• WHAT TO WORK ON: An exact copy of all the lines below is required, with every image left out.

• DATA RECORDS:
[Start of Attachment]
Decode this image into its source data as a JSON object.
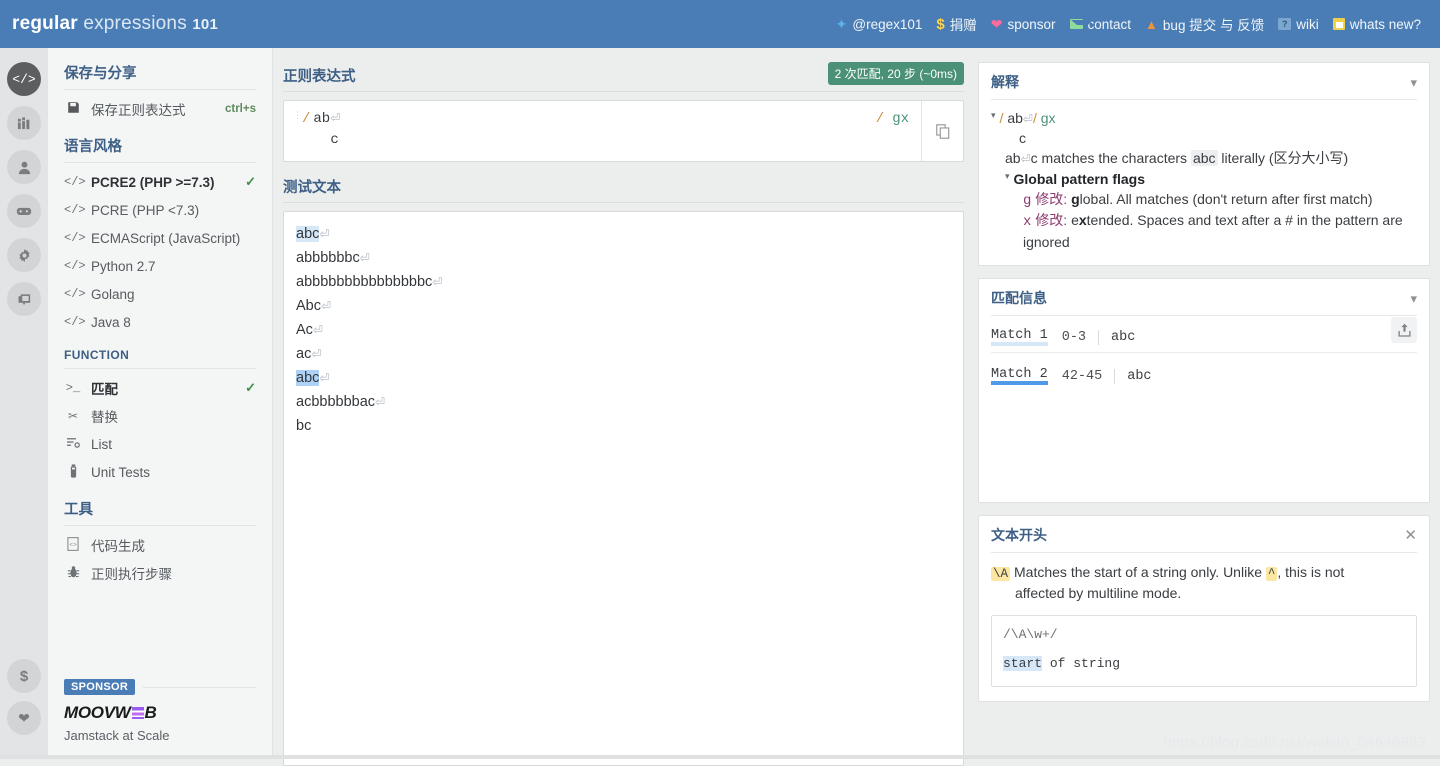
{
  "brand": {
    "part1": "regular",
    "part2": "expressions",
    "part3": "101"
  },
  "nav": [
    {
      "label": "@regex101",
      "icon": "twitter-icon"
    },
    {
      "label": "捐赠",
      "icon": "dollar-icon"
    },
    {
      "label": "sponsor",
      "icon": "heart-icon"
    },
    {
      "label": "contact",
      "icon": "mail-icon"
    },
    {
      "label": "bug 提交 与 反馈",
      "icon": "warning-icon"
    },
    {
      "label": "wiki",
      "icon": "wiki-icon"
    },
    {
      "label": "whats new?",
      "icon": "news-icon"
    }
  ],
  "rail": {
    "top": [
      "code-icon",
      "library-icon",
      "account-icon",
      "gamepad-icon",
      "gear-icon",
      "chat-icon"
    ],
    "bottom": [
      "dollar-icon",
      "heart-icon"
    ]
  },
  "sidebar": {
    "save_section": {
      "title": "保存与分享",
      "item_label": "保存正则表达式",
      "shortcut": "ctrl+s"
    },
    "flavor_section": {
      "title": "语言风格",
      "items": [
        {
          "label": "PCRE2 (PHP >=7.3)",
          "selected": true
        },
        {
          "label": "PCRE (PHP <7.3)",
          "selected": false
        },
        {
          "label": "ECMAScript (JavaScript)",
          "selected": false
        },
        {
          "label": "Python 2.7",
          "selected": false
        },
        {
          "label": "Golang",
          "selected": false
        },
        {
          "label": "Java 8",
          "selected": false
        }
      ]
    },
    "function_section": {
      "title": "FUNCTION",
      "items": [
        {
          "label": "匹配",
          "icon": "prompt-icon",
          "selected": true
        },
        {
          "label": "替换",
          "icon": "scissors-icon",
          "selected": false
        },
        {
          "label": "List",
          "icon": "list-icon",
          "selected": false
        },
        {
          "label": "Unit Tests",
          "icon": "flask-icon",
          "selected": false
        }
      ]
    },
    "tools_section": {
      "title": "工具",
      "items": [
        {
          "label": "代码生成",
          "icon": "code-file-icon"
        },
        {
          "label": "正则执行步骤",
          "icon": "bug-icon"
        }
      ]
    },
    "sponsor": {
      "tag": "SPONSOR",
      "name": "MOOVW",
      "name_tail": "B",
      "tagline": "Jamstack at Scale"
    }
  },
  "regex_panel": {
    "title": "正则表达式",
    "badge": "2 次匹配, 20 步 (~0ms)",
    "slash": "/",
    "line1": "ab",
    "crlf": "⏎",
    "line2": "c",
    "flag_slash": "/",
    "flags": "gx",
    "copy_icon": "copy-icon"
  },
  "test_panel": {
    "title": "测试文本",
    "lines": [
      {
        "text": "abc",
        "crlf": "⏎",
        "highlight": "light"
      },
      {
        "text": "abbbbbbc",
        "crlf": "⏎",
        "highlight": "none"
      },
      {
        "text": "abbbbbbbbbbbbbbbc",
        "crlf": "⏎",
        "highlight": "none"
      },
      {
        "text": "Abc",
        "crlf": "⏎",
        "highlight": "none"
      },
      {
        "text": "Ac",
        "crlf": "⏎",
        "highlight": "none"
      },
      {
        "text": "ac",
        "crlf": "⏎",
        "highlight": "none"
      },
      {
        "text": "abc",
        "crlf": "⏎",
        "highlight": "strong"
      },
      {
        "text": "acbbbbbbac",
        "crlf": "⏎",
        "highlight": "none"
      },
      {
        "text": "bc",
        "crlf": "",
        "highlight": "none"
      }
    ]
  },
  "explanation": {
    "title": "解释",
    "pattern_slash1": "/",
    "pattern_body": "ab",
    "pattern_crlf": "⏎",
    "pattern_slash2": "/",
    "pattern_flags": "gx",
    "pattern_line2": "c",
    "desc_pre": "ab",
    "desc_crlf": "⏎",
    "desc_mid": "c matches the characters",
    "desc_chip": "abc",
    "desc_post": "literally (区分大小写)",
    "flags_header": "Global pattern flags",
    "flag_items": [
      {
        "letter": "g",
        "zh": "修改",
        "bold": "g",
        "rest": "lobal. All matches (don't return after first match)"
      },
      {
        "letter": "x",
        "zh": "修改",
        "pre": "e",
        "bold": "x",
        "rest": "tended. Spaces and text after a # in the pattern are ignored"
      }
    ]
  },
  "match_info": {
    "title": "匹配信息",
    "share_icon": "share-icon",
    "matches": [
      {
        "label": "Match 1",
        "range": "0-3",
        "value": "abc"
      },
      {
        "label": "Match 2",
        "range": "42-45",
        "value": "abc"
      }
    ]
  },
  "quickref": {
    "title": "文本开头",
    "token": "\\A",
    "desc_a": "Matches the start of a string only. Unlike",
    "token2": "^",
    "desc_b": ", this is not",
    "desc_c": "affected by multiline mode.",
    "example_pattern": "/\\A\\w+/",
    "example_hl": "start",
    "example_rest": " of string"
  },
  "watermark": "https://blog.csdn.net/weixin_54646993",
  "colors": {
    "topbar": "#4a7db5",
    "accent": "#3e5f85",
    "badge_green": "#4a9177",
    "highlight_light": "#d6e7f8",
    "highlight_strong": "#aed2f5",
    "token_yellow": "#fbe6a2"
  }
}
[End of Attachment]
• RESPONSE FOR THIS EXERCISE:
Decode this image into its source data as a JSON object.
{
  "brand": {
    "part1": "regular",
    "part2": "expressions",
    "part3": "101"
  },
  "nav": [
    {
      "label": "@regex101",
      "icon": "twitter-icon"
    },
    {
      "label": "捐赠",
      "icon": "dollar-icon"
    },
    {
      "label": "sponsor",
      "icon": "heart-icon"
    },
    {
      "label": "contact",
      "icon": "mail-icon"
    },
    {
      "label": "bug 提交 与 反馈",
      "icon": "warning-icon"
    },
    {
      "label": "wiki",
      "icon": "wiki-icon"
    },
    {
      "label": "whats new?",
      "icon": "news-icon"
    }
  ],
  "rail": {
    "top": [
      "code-icon",
      "library-icon",
      "account-icon",
      "gamepad-icon",
      "gear-icon",
      "chat-icon"
    ],
    "bottom": [
      "dollar-icon",
      "heart-icon"
    ]
  },
  "sidebar": {
    "save_section": {
      "title": "保存与分享",
      "item_label": "保存正则表达式",
      "shortcut": "ctrl+s"
    },
    "flavor_section": {
      "title": "语言风格",
      "items": [
        {
          "label": "PCRE2 (PHP >=7.3)",
          "selected": true
        },
        {
          "label": "PCRE (PHP <7.3)",
          "selected": false
        },
        {
          "label": "ECMAScript (JavaScript)",
          "selected": false
        },
        {
          "label": "Python 2.7",
          "selected": false
        },
        {
          "label": "Golang",
          "selected": false
        },
        {
          "label": "Java 8",
          "selected": false
        }
      ]
    },
    "function_section": {
      "title": "FUNCTION",
      "items": [
        {
          "label": "匹配",
          "icon": "prompt-icon",
          "selected": true
        },
        {
          "label": "替换",
          "icon": "scissors-icon",
          "selected": false
        },
        {
          "label": "List",
          "icon": "list-icon",
          "selected": false
        },
        {
          "label": "Unit Tests",
          "icon": "flask-icon",
          "selected": false
        }
      ]
    },
    "tools_section": {
      "title": "工具",
      "items": [
        {
          "label": "代码生成",
          "icon": "code-file-icon"
        },
        {
          "label": "正则执行步骤",
          "icon": "bug-icon"
        }
      ]
    },
    "sponsor": {
      "tag": "SPONSOR",
      "name": "MOOVW",
      "name_tail": "B",
      "tagline": "Jamstack at Scale"
    }
  },
  "regex_panel": {
    "title": "正则表达式",
    "badge": "2 次匹配, 20 步 (~0ms)",
    "slash": "/",
    "line1": "ab",
    "crlf": "⏎",
    "line2": "c",
    "flag_slash": "/",
    "flags": "gx",
    "copy_icon": "copy-icon"
  },
  "test_panel": {
    "title": "测试文本",
    "lines": [
      {
        "text": "abc",
        "crlf": "⏎",
        "highlight": "light"
      },
      {
        "text": "abbbbbbc",
        "crlf": "⏎",
        "highlight": "none"
      },
      {
        "text": "abbbbbbbbbbbbbbbc",
        "crlf": "⏎",
        "highlight": "none"
      },
      {
        "text": "Abc",
        "crlf": "⏎",
        "highlight": "none"
      },
      {
        "text": "Ac",
        "crlf": "⏎",
        "highlight": "none"
      },
      {
        "text": "ac",
        "crlf": "⏎",
        "highlight": "none"
      },
      {
        "text": "abc",
        "crlf": "⏎",
        "highlight": "strong"
      },
      {
        "text": "acbbbbbbac",
        "crlf": "⏎",
        "highlight": "none"
      },
      {
        "text": "bc",
        "crlf": "",
        "highlight": "none"
      }
    ]
  },
  "explanation": {
    "title": "解释",
    "pattern_slash1": "/",
    "pattern_body": "ab",
    "pattern_crlf": "⏎",
    "pattern_slash2": "/",
    "pattern_flags": "gx",
    "pattern_line2": "c",
    "desc_pre": "ab",
    "desc_crlf": "⏎",
    "desc_mid": "c matches the characters",
    "desc_chip": "abc",
    "desc_post": "literally (区分大小写)",
    "flags_header": "Global pattern flags",
    "flag_items": [
      {
        "letter": "g",
        "zh": "修改",
        "bold": "g",
        "rest": "lobal. All matches (don't return after first match)"
      },
      {
        "letter": "x",
        "zh": "修改",
        "pre": "e",
        "bold": "x",
        "rest": "tended. Spaces and text after a # in the pattern are ignored"
      }
    ]
  },
  "match_info": {
    "title": "匹配信息",
    "share_icon": "share-icon",
    "matches": [
      {
        "label": "Match 1",
        "range": "0-3",
        "value": "abc"
      },
      {
        "label": "Match 2",
        "range": "42-45",
        "value": "abc"
      }
    ]
  },
  "quickref": {
    "title": "文本开头",
    "token": "\\A",
    "desc_a": "Matches the start of a string only. Unlike",
    "token2": "^",
    "desc_b": ", this is not",
    "desc_c": "affected by multiline mode.",
    "example_pattern": "/\\A\\w+/",
    "example_hl": "start",
    "example_rest": " of string"
  },
  "watermark": "https://blog.csdn.net/weixin_54646993",
  "colors": {
    "topbar": "#4a7db5",
    "accent": "#3e5f85",
    "badge_green": "#4a9177",
    "highlight_light": "#d6e7f8",
    "highlight_strong": "#aed2f5",
    "token_yellow": "#fbe6a2"
  }
}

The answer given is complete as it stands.